{[ promptMessage ]}

Bookmark it

{[ promptMessage ]}

# Lec5 - Chem 3502/5502 Physical Chemistry II(Quantum...

This preview shows pages 1–4. Sign up to view the full content.

Chem 3502/5502 Physical Chemistry II (Quantum Mechanics) 3 Credits Fall Semester 2010 Laura Gagliardi Lecture 5, September 17, 2010 Solved Homework (Homework for grading is also due today) We are told that the probability of a random variable taking on a value between x and x is P x ( ) = Ne ax 2 Such a function is called a "gaussian" function, incidentally, and we will see this function many, many times during this course. Since we want P to be normalized, we must have 1 = Ne ax 2 dx −∞ = N e ax 2 dx −∞ = N π a in which case we demonstrate that N must be a / π to normalize the function (the solution to the integral comes from looking it up in a table). A sketch for a = 0.3, just as an example. P 0 0.05 0.1 0.15 0.2 0.25 0.3 0.35 - 6 - 4 - 2 0 2 4 6 P The points of inflection occur where the second derivative is equal to zero.

This preview has intentionally blurred sections. Sign up to view the full version.

View Full Document
5-2 2 P x ( ) x 2 = x Ne ax 2 x = x 2 axNe ax 2 = 4 a 2 x 2 Ne ax 2 2 aNe ax 2 setting the r.h.s. equal to zero requires 0 = 2 ax 2 1 ( ) so that x = ± 1 2 a For my graph above, where a = 0.3, that is x = ±1.29. (Note that these points define one standard deviation for a random variable having “normal” distribution.) Now, to compute the mean value of x , we must solve x = a π xe ax 2 dx −∞ while one could go through the math to determine the value of this integral, it is simpler to employ a bit of common sense.

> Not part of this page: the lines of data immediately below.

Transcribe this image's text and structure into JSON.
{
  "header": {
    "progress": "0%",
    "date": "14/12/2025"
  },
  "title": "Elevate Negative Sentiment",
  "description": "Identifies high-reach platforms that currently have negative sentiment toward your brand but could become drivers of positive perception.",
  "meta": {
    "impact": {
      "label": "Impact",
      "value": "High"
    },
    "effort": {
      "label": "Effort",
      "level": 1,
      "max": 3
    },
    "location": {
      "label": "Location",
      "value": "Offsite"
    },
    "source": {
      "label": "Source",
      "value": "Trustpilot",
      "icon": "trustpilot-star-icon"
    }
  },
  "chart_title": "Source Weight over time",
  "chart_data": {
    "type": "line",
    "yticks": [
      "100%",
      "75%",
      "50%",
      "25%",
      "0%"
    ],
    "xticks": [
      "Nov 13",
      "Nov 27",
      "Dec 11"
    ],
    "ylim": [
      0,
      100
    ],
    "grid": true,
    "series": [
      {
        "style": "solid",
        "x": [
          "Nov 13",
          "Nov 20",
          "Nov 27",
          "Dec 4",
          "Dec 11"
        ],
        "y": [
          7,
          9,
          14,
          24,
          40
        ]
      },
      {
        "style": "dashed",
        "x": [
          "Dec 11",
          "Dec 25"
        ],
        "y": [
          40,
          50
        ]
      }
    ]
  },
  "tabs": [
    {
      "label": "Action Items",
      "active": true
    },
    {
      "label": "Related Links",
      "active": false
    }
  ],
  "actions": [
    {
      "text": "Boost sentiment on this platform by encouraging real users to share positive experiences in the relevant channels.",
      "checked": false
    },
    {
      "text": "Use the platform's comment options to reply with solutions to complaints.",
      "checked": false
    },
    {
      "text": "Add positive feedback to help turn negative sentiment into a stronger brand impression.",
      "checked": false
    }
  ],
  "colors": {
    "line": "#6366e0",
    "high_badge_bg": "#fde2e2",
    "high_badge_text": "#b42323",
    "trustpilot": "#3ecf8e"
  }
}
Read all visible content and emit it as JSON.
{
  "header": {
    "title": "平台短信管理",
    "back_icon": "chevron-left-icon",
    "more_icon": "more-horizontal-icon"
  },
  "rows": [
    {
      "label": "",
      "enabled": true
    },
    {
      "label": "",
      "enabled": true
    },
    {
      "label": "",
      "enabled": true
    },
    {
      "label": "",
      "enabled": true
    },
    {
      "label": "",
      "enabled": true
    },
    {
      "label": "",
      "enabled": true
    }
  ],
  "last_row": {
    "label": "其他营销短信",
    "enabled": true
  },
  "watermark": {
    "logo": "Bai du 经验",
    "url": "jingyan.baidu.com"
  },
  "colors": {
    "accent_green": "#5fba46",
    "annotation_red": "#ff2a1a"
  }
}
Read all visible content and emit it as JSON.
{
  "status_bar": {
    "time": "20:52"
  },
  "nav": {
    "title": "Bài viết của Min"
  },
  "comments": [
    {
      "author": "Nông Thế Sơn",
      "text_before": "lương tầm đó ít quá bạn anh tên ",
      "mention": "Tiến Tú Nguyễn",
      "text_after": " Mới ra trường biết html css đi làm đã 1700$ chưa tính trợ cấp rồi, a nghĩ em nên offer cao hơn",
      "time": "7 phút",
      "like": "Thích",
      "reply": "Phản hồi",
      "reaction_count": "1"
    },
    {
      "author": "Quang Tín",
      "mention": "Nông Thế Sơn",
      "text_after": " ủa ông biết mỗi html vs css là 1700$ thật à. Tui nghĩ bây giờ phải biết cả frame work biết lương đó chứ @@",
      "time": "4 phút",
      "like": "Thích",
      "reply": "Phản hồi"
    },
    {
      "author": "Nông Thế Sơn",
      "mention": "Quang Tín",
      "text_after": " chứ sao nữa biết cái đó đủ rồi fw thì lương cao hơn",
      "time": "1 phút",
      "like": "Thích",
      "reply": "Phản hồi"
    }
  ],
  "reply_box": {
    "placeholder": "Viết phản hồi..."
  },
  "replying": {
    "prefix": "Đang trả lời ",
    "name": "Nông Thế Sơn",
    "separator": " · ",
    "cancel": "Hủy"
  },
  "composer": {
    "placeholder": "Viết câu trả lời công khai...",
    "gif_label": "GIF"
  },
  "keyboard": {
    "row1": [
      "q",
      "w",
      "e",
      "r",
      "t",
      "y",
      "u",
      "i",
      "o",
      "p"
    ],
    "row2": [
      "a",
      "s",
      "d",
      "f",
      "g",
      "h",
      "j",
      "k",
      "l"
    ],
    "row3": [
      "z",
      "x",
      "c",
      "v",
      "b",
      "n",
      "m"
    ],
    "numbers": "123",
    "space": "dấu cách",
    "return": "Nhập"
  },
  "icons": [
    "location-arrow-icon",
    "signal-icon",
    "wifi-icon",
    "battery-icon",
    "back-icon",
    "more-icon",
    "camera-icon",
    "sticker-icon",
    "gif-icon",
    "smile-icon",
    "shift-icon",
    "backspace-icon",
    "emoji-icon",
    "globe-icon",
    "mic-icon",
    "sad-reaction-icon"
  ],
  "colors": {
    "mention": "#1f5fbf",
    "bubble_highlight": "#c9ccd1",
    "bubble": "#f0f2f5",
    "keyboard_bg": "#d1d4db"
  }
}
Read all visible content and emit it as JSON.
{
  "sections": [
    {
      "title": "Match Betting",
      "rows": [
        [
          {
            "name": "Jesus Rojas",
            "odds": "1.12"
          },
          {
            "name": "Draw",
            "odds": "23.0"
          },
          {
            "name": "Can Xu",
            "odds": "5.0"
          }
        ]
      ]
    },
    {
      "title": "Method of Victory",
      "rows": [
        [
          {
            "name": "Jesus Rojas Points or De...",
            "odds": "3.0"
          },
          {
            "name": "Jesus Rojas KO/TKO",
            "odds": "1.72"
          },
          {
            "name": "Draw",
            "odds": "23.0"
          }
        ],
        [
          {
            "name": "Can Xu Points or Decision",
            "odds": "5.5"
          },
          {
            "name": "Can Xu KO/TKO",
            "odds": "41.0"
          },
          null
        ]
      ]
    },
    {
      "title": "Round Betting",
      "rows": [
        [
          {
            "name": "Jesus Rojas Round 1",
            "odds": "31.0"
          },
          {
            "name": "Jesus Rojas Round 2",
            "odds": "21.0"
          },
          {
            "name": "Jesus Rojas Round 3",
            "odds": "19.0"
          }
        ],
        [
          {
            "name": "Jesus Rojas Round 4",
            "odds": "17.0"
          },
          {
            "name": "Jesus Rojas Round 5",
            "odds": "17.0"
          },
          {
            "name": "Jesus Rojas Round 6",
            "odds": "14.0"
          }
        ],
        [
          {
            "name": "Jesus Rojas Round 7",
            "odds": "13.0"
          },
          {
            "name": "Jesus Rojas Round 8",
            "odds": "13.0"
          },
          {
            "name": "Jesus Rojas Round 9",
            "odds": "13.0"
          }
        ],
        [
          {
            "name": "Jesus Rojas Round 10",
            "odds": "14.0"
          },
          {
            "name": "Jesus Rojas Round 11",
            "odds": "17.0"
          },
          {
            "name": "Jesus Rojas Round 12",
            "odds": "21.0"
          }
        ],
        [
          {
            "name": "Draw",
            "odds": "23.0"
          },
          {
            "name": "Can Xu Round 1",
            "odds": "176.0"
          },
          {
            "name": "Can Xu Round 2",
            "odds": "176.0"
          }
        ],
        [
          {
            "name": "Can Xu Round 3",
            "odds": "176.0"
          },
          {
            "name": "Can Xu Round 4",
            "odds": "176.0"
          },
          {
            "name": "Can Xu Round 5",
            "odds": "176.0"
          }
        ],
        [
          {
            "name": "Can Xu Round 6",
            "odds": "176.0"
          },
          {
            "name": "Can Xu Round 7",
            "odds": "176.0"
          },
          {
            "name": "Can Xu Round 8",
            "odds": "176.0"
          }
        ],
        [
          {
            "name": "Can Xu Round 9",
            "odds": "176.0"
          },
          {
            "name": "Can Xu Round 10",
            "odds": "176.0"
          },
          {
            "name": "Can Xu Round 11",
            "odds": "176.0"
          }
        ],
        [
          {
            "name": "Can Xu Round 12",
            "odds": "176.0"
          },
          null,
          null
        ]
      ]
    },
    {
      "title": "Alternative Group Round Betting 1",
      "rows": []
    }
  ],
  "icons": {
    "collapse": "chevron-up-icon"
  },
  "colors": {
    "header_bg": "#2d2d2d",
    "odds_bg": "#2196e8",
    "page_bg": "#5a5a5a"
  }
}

From the shape of the probability function, the probability of getting any value x is exactly equal to the probability of getting x . In such a case, the average value of x will necessarily be zero. (Later in the course, we will see that parity arguments can also be used to come to this conclusion without explicitly evaluating the integral.) The mean value of x 2 , on the other hand, is computed from x 2 = a π x 2 e ax 2 dx −∞ Integral tables provide x 2 n e ax 2 dx −∞ = 1 3 5 2 n 1 ( ) 2 n a n π a 1/ 2 In our case, n = 1, the square roots cancel one another, and we are left with simply < x 2 > = (2 a ) 1 . In probability, < x 2 > is called σ 2 and we indeed see that the square root is one standard deviation, consistent with our work thus far.
5-3 Finally, with respect to the question why is < x 2 > not equal to < x > 2 , that is fairly obvious. The former expectation value measures distance from the mean without respect to direction (which is to say, deviation to either left or right is weighted positive by virtue of squaring), while the latter is simply the square of the mean, not the deviation from it. In statistics, the difference between the two is referred to as the “dispersion” of the data.

This preview has intentionally blurred sections. Sign up to view the full version.

View Full Document
This is the end of the preview. Sign up to access the rest of the document.

{[ snackBarMessage ]}

### Page1 / 11

Lec5 - Chem 3502/5502 Physical Chemistry II(Quantum...

This preview shows document pages 1 - 4. Sign up to view the full document.

View Full Document
Ask a homework question - tutors are online